_WHAT YOU SHOULD DO:_ Work out the count of lines in the entries below that include "data", and write only that count.

BEGIN GIVEN ENTRIES

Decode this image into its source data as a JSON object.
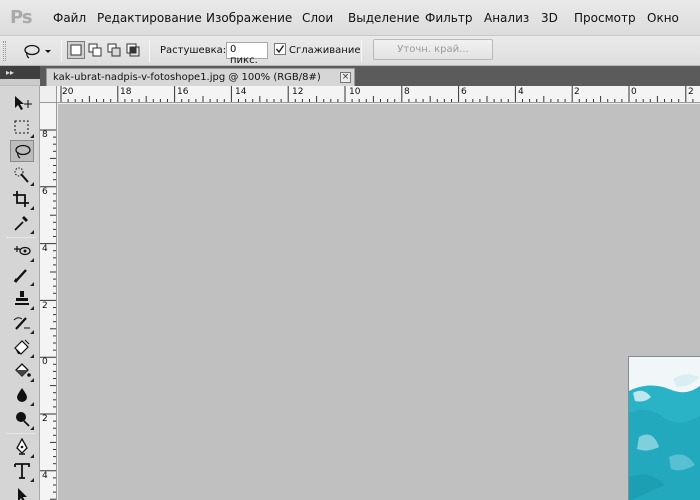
{
  "app": {
    "logo": "Ps"
  },
  "menu": [
    "Файл",
    "Редактирование",
    "Изображение",
    "Слои",
    "Выделение",
    "Фильтр",
    "Анализ",
    "3D",
    "Просмотр",
    "Окно"
  ],
  "options": {
    "feather_label": "Растушевка:",
    "feather_value": "0 пикс.",
    "antialias_label": "Сглаживание",
    "antialias_checked": true,
    "refine_edge": "Уточн. край..."
  },
  "toolbar": {
    "collapse_glyph": "▸▸",
    "active_tool": "lasso"
  },
  "document": {
    "tab_title": "kak-ubrat-nadpis-v-fotoshope1.jpg @ 100% (RGB/8#)",
    "close_glyph": "×"
  },
  "ruler_top": [
    "20",
    "18",
    "16",
    "14",
    "12",
    "10",
    "8",
    "6",
    "4",
    "2",
    "0",
    "2"
  ],
  "ruler_left": [
    "8",
    "6",
    "4",
    "2",
    "0",
    "2",
    "4"
  ],
  "colors": {
    "canvas": "#c0c0c0",
    "image_cyan": "#2ab3c6"
  }
}
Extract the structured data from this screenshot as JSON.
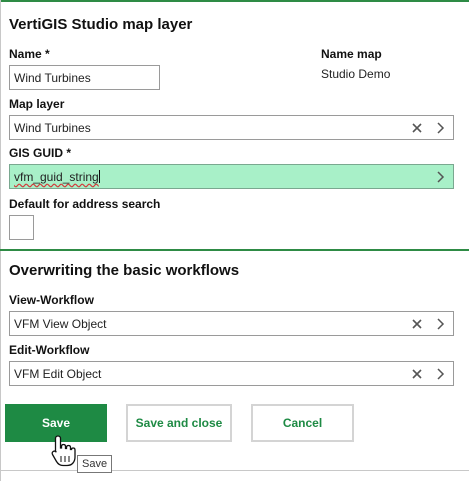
{
  "panel": {
    "title": "VertiGIS Studio map layer"
  },
  "fields": {
    "name": {
      "label": "Name *",
      "value": "Wind Turbines"
    },
    "name_map": {
      "label": "Name map",
      "value": "Studio Demo"
    },
    "map_layer": {
      "label": "Map layer",
      "value": "Wind Turbines"
    },
    "gis_guid": {
      "label": "GIS GUID *",
      "value": "vfm_guid_string"
    },
    "default_address_search": {
      "label": "Default for address search",
      "checked": false
    }
  },
  "workflows": {
    "title": "Overwriting the basic workflows",
    "view": {
      "label": "View-Workflow",
      "value": "VFM View Object"
    },
    "edit": {
      "label": "Edit-Workflow",
      "value": "VFM Edit Object"
    }
  },
  "actions": {
    "save_label": "Save",
    "save_close_label": "Save and close",
    "cancel_label": "Cancel"
  },
  "tooltip": {
    "text": "Save"
  },
  "icons": {
    "clear": "close-icon",
    "open": "chevron-right-icon"
  },
  "colors": {
    "accent": "#1e8a44",
    "highlight": "#a8f0c8"
  }
}
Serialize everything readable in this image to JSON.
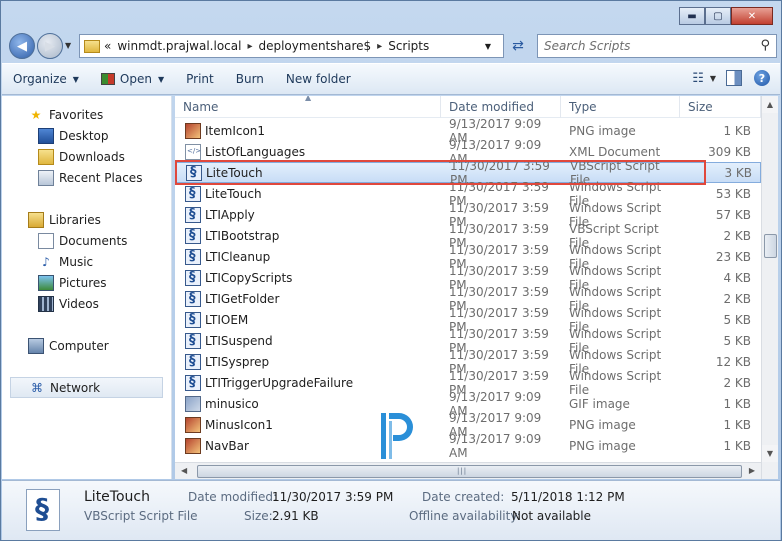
{
  "window": {
    "buttons": {
      "minimize": "▬",
      "maximize": "▢",
      "close": "✕"
    }
  },
  "address": {
    "overflow": "«",
    "crumbs": [
      "winmdt.prajwal.local",
      "deploymentshare$",
      "Scripts"
    ],
    "separator": "▸"
  },
  "search": {
    "placeholder": "Search Scripts"
  },
  "toolbar": {
    "organize": "Organize",
    "open": "Open",
    "print": "Print",
    "burn": "Burn",
    "new_folder": "New folder",
    "help": "?"
  },
  "nav": {
    "favorites": {
      "label": "Favorites",
      "items": [
        "Desktop",
        "Downloads",
        "Recent Places"
      ]
    },
    "libraries": {
      "label": "Libraries",
      "items": [
        "Documents",
        "Music",
        "Pictures",
        "Videos"
      ]
    },
    "computer": "Computer",
    "network": "Network"
  },
  "columns": {
    "name": "Name",
    "date": "Date modified",
    "type": "Type",
    "size": "Size"
  },
  "files": [
    {
      "name": "ItemIcon1",
      "date": "9/13/2017 9:09 AM",
      "type": "PNG image",
      "size": "1 KB",
      "icon": "png"
    },
    {
      "name": "ListOfLanguages",
      "date": "9/13/2017 9:09 AM",
      "type": "XML Document",
      "size": "309 KB",
      "icon": "xml"
    },
    {
      "name": "LiteTouch",
      "date": "11/30/2017 3:59 PM",
      "type": "VBScript Script File",
      "size": "3 KB",
      "icon": "vbs",
      "selected": true
    },
    {
      "name": "LiteTouch",
      "date": "11/30/2017 3:59 PM",
      "type": "Windows Script File",
      "size": "53 KB",
      "icon": "vbs"
    },
    {
      "name": "LTIApply",
      "date": "11/30/2017 3:59 PM",
      "type": "Windows Script File",
      "size": "57 KB",
      "icon": "vbs"
    },
    {
      "name": "LTIBootstrap",
      "date": "11/30/2017 3:59 PM",
      "type": "VBScript Script File",
      "size": "2 KB",
      "icon": "vbs"
    },
    {
      "name": "LTICleanup",
      "date": "11/30/2017 3:59 PM",
      "type": "Windows Script File",
      "size": "23 KB",
      "icon": "vbs"
    },
    {
      "name": "LTICopyScripts",
      "date": "11/30/2017 3:59 PM",
      "type": "Windows Script File",
      "size": "4 KB",
      "icon": "vbs"
    },
    {
      "name": "LTIGetFolder",
      "date": "11/30/2017 3:59 PM",
      "type": "Windows Script File",
      "size": "2 KB",
      "icon": "vbs"
    },
    {
      "name": "LTIOEM",
      "date": "11/30/2017 3:59 PM",
      "type": "Windows Script File",
      "size": "5 KB",
      "icon": "vbs"
    },
    {
      "name": "LTISuspend",
      "date": "11/30/2017 3:59 PM",
      "type": "Windows Script File",
      "size": "5 KB",
      "icon": "vbs"
    },
    {
      "name": "LTISysprep",
      "date": "11/30/2017 3:59 PM",
      "type": "Windows Script File",
      "size": "12 KB",
      "icon": "vbs"
    },
    {
      "name": "LTITriggerUpgradeFailure",
      "date": "11/30/2017 3:59 PM",
      "type": "Windows Script File",
      "size": "2 KB",
      "icon": "vbs"
    },
    {
      "name": "minusico",
      "date": "9/13/2017 9:09 AM",
      "type": "GIF image",
      "size": "1 KB",
      "icon": "gif"
    },
    {
      "name": "MinusIcon1",
      "date": "9/13/2017 9:09 AM",
      "type": "PNG image",
      "size": "1 KB",
      "icon": "png"
    },
    {
      "name": "NavBar",
      "date": "9/13/2017 9:09 AM",
      "type": "PNG image",
      "size": "1 KB",
      "icon": "png"
    }
  ],
  "details": {
    "name": "LiteTouch",
    "type": "VBScript Script File",
    "date_modified_label": "Date modified:",
    "date_modified": "11/30/2017 3:59 PM",
    "size_label": "Size:",
    "size": "2.91 KB",
    "date_created_label": "Date created:",
    "date_created": "5/11/2018 1:12 PM",
    "offline_label": "Offline availability:",
    "offline": "Not available"
  },
  "colors": {
    "highlight_border": "#e0483c",
    "selection": "#c8ddf6",
    "watermark": "#2a8fd8"
  }
}
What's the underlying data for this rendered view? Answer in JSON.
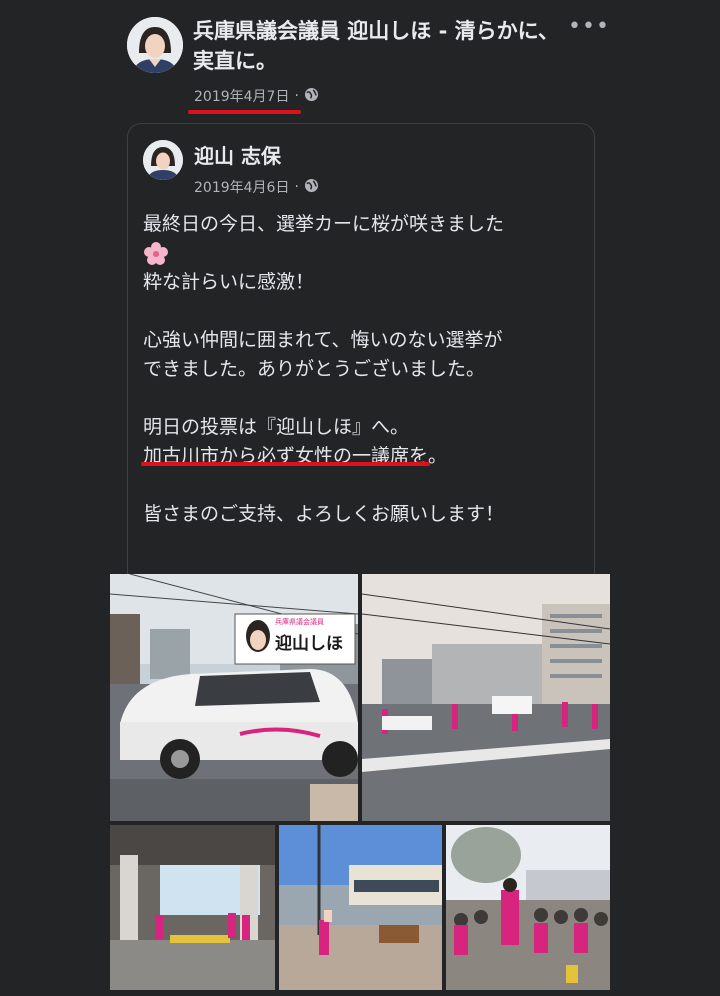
{
  "outer_post": {
    "page_name": "兵庫県議会議員 迎山しほ - 清らかに、実直に。",
    "date": "2019年4月7日",
    "separator": "·",
    "more_label": "•••",
    "privacy_icon": "globe-icon"
  },
  "shared_post": {
    "author": "迎山 志保",
    "date": "2019年4月6日",
    "separator": "·",
    "privacy_icon": "globe-icon",
    "lines": {
      "l1": "最終日の今日、選挙カーに桜が咲きました",
      "l2": "粋な計らいに感激！",
      "l3": "心強い仲間に囲まれて、悔いのない選挙が",
      "l4": "できました。ありがとうございました。",
      "l5": "明日の投票は『迎山しほ』へ。",
      "l6": "加古川市から必ず女性の一議席を。",
      "l7": "皆さまのご支持、よろしくお願いします！"
    },
    "emoji_icon": "cherry-blossom-icon"
  },
  "photos": {
    "car_sign_text": "迎山しほ",
    "car_sign_small": "兵庫県議会議員"
  },
  "colors": {
    "background": "#232426",
    "text": "#e4e6eb",
    "secondary_text": "#b0b3b8",
    "underline": "#e0101a",
    "campaign_pink": "#d6247f"
  }
}
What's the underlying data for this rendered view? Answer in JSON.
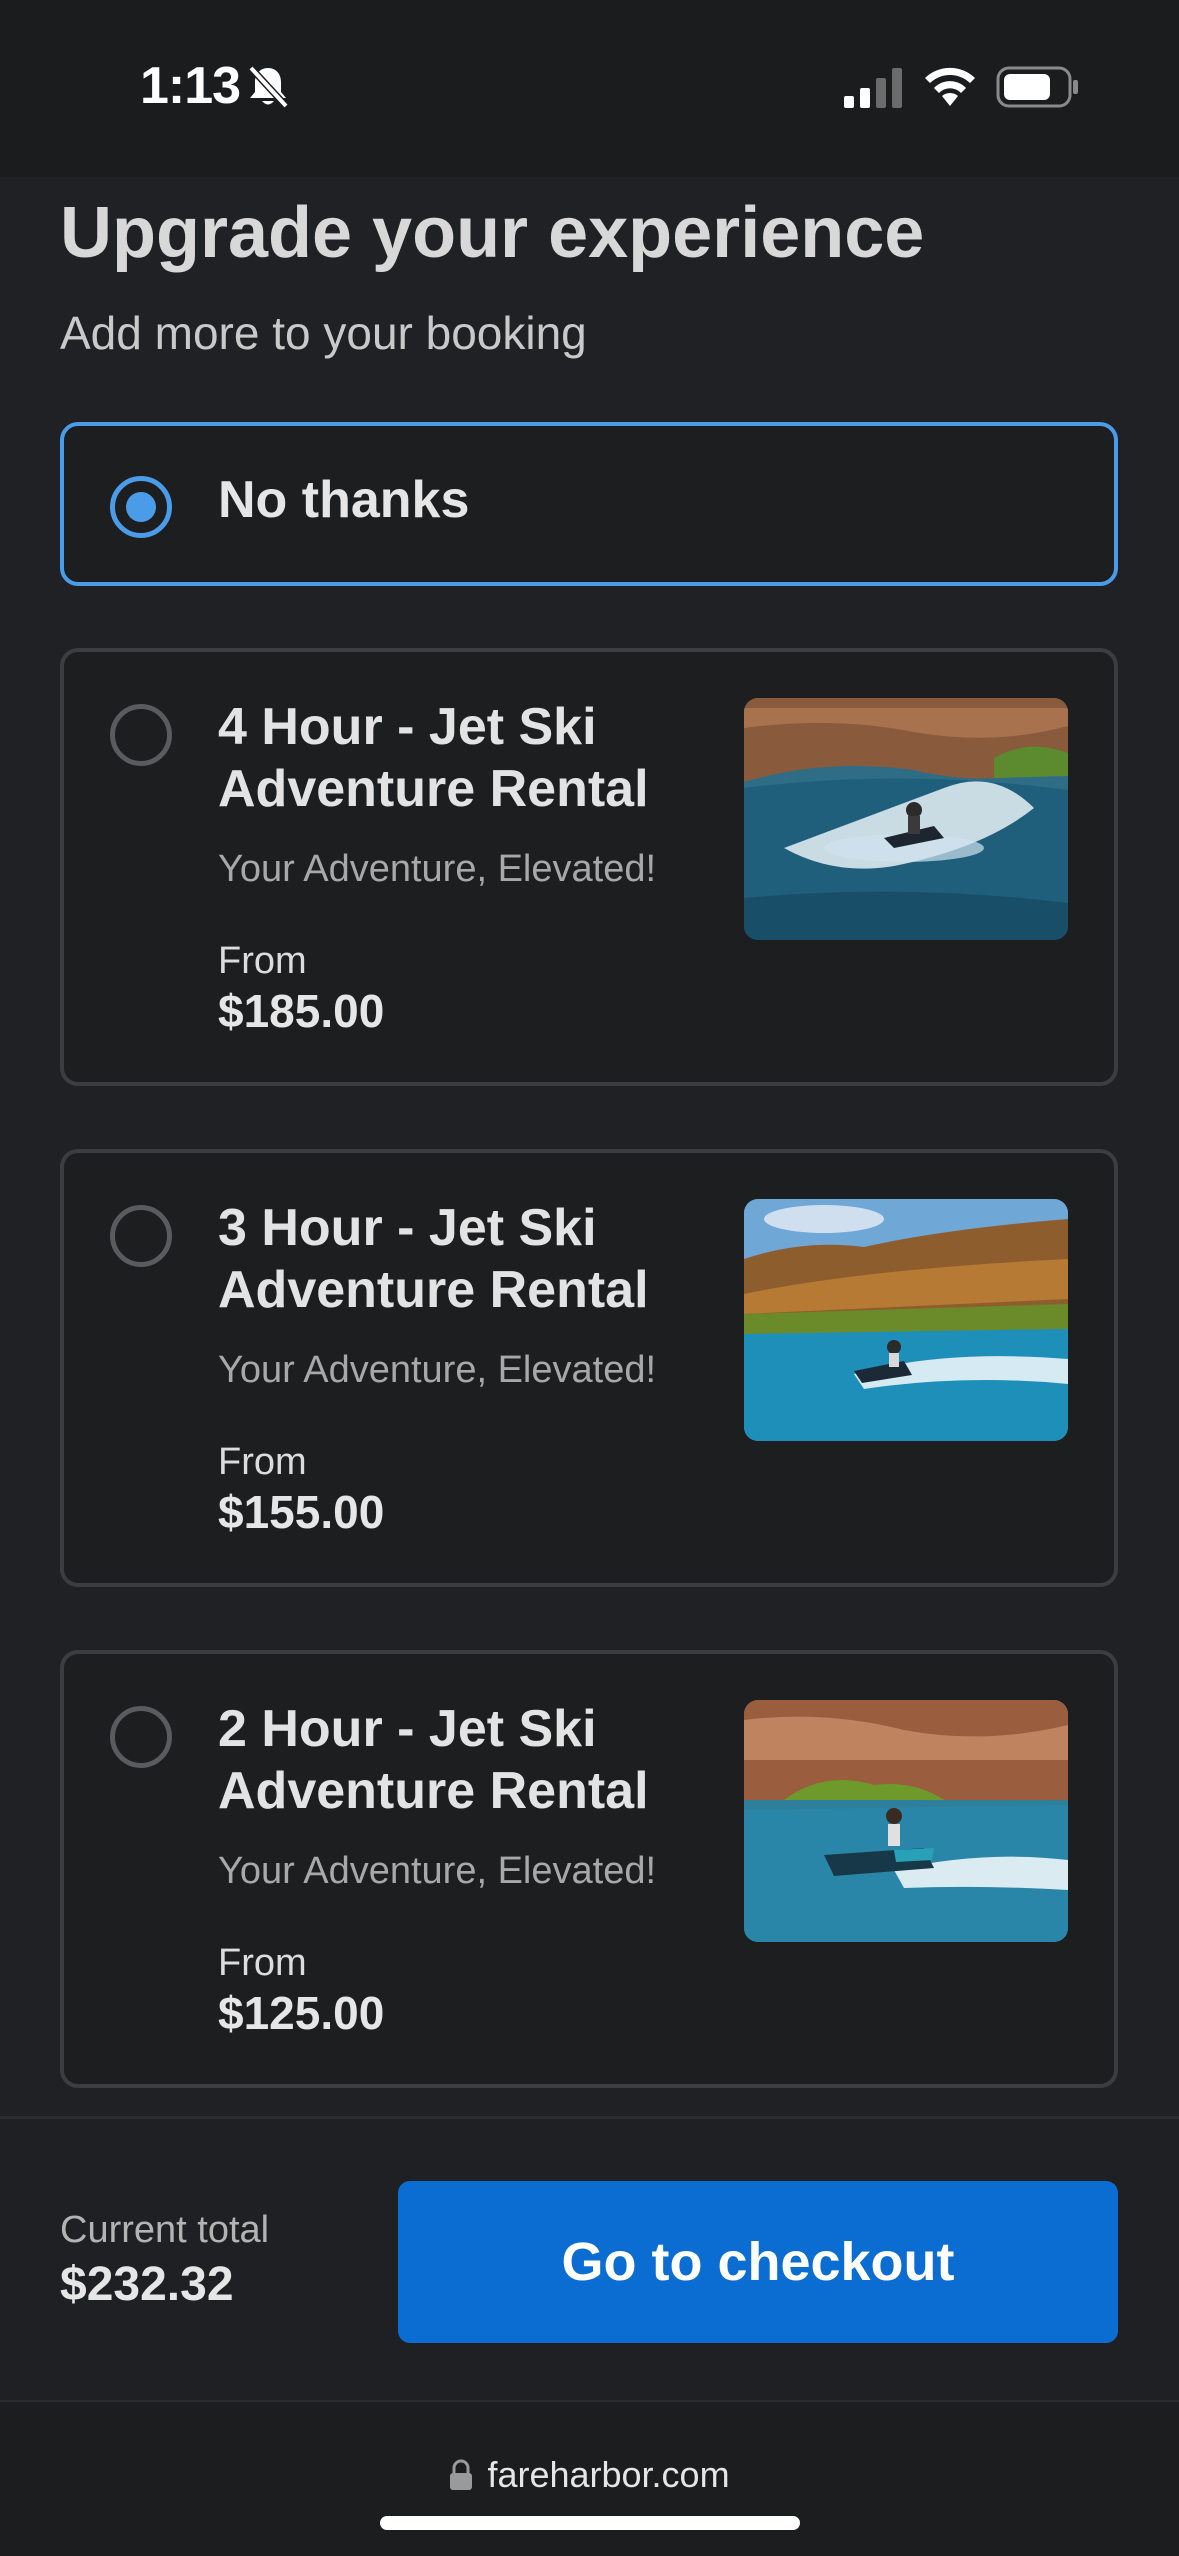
{
  "status_bar": {
    "time": "1:13",
    "icons": [
      "bell-slash-icon",
      "signal-icon",
      "wifi-icon",
      "battery-icon"
    ]
  },
  "header": {
    "title": "Upgrade your experience",
    "subtitle": "Add more to your booking"
  },
  "no_thanks": {
    "label": "No thanks",
    "selected": true
  },
  "options": [
    {
      "title": "4 Hour - Jet Ski Adventure Rental",
      "subtitle": "Your Adventure, Elevated!",
      "from_label": "From",
      "price": "$185.00",
      "selected": false
    },
    {
      "title": "3 Hour - Jet Ski Adventure Rental",
      "subtitle": "Your Adventure, Elevated!",
      "from_label": "From",
      "price": "$155.00",
      "selected": false
    },
    {
      "title": "2 Hour - Jet Ski Adventure Rental",
      "subtitle": "Your Adventure, Elevated!",
      "from_label": "From",
      "price": "$125.00",
      "selected": false
    }
  ],
  "footer": {
    "total_label": "Current total",
    "total_value": "$232.32",
    "checkout_label": "Go to checkout"
  },
  "browser": {
    "url": "fareharbor.com"
  },
  "colors": {
    "accent": "#4a9be8",
    "button": "#0b6dd1",
    "background": "#202124"
  }
}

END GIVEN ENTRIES

_SOLUTION FOR THIS PROBLEM:_ 4